** TO DO **
Each record is to be copied exactly as written.

** DATA EXCERPTS **

==================================================

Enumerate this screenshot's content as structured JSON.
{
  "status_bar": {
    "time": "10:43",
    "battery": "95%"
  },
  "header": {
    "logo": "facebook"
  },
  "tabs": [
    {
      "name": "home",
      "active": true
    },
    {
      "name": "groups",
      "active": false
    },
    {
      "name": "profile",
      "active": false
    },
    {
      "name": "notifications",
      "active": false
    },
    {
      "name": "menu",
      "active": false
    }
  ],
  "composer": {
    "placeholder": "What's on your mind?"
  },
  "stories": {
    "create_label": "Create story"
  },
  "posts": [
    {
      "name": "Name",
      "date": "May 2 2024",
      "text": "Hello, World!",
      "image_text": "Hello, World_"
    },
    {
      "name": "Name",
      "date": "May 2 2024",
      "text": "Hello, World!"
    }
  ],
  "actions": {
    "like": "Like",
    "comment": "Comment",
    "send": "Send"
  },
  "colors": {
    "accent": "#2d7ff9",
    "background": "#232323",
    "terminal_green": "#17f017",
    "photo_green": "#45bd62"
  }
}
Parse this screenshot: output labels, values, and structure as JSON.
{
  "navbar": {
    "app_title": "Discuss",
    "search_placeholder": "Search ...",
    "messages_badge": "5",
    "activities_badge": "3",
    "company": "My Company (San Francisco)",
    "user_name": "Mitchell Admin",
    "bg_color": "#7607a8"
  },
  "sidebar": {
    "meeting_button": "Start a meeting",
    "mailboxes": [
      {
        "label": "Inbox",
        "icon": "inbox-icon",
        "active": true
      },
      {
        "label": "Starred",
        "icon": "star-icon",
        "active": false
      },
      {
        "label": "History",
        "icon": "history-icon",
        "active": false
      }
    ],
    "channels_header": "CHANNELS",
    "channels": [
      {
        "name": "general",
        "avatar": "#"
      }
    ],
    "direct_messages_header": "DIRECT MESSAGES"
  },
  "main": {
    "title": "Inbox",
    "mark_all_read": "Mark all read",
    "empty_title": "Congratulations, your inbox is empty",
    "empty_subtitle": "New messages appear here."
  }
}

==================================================

** PROBLEM SOLUTION **
Enumerate this screenshot's content as structured JSON.
{
  "status_bar": {
    "time": "10:43",
    "battery": "95%"
  },
  "header": {
    "logo": "facebook"
  },
  "tabs": [
    {
      "name": "home",
      "active": true
    },
    {
      "name": "groups",
      "active": false
    },
    {
      "name": "profile",
      "active": false
    },
    {
      "name": "notifications",
      "active": false
    },
    {
      "name": "menu",
      "active": false
    }
  ],
  "composer": {
    "placeholder": "What's on your mind?"
  },
  "stories": {
    "create_label": "Create story"
  },
  "posts": [
    {
      "name": "Name",
      "date": "May 2 2024",
      "text": "Hello, World!",
      "image_text": "Hello, World_"
    },
    {
      "name": "Name",
      "date": "May 2 2024",
      "text": "Hello, World!"
    }
  ],
  "actions": {
    "like": "Like",
    "comment": "Comment",
    "send": "Send"
  },
  "colors": {
    "accent": "#2d7ff9",
    "background": "#232323",
    "terminal_green": "#17f017",
    "photo_green": "#45bd62"
  }
}
Parse this screenshot: output labels, values, and structure as JSON.
{
  "navbar": {
    "app_title": "Discuss",
    "search_placeholder": "Search ...",
    "messages_badge": "5",
    "activities_badge": "3",
    "company": "My Company (San Francisco)",
    "user_name": "Mitchell Admin",
    "bg_color": "#7607a8"
  },
  "sidebar": {
    "meeting_button": "Start a meeting",
    "mailboxes": [
      {
        "label": "Inbox",
        "icon": "inbox-icon",
        "active": true
      },
      {
        "label": "Starred",
        "icon": "star-icon",
        "active": false
      },
      {
        "label": "History",
        "icon": "history-icon",
        "active": false
      }
    ],
    "channels_header": "CHANNELS",
    "channels": [
      {
        "name": "general",
        "avatar": "#"
      }
    ],
    "direct_messages_header": "DIRECT MESSAGES"
  },
  "main": {
    "title": "Inbox",
    "mark_all_read": "Mark all read",
    "empty_title": "Congratulations, your inbox is empty",
    "empty_subtitle": "New messages appear here."
  }
}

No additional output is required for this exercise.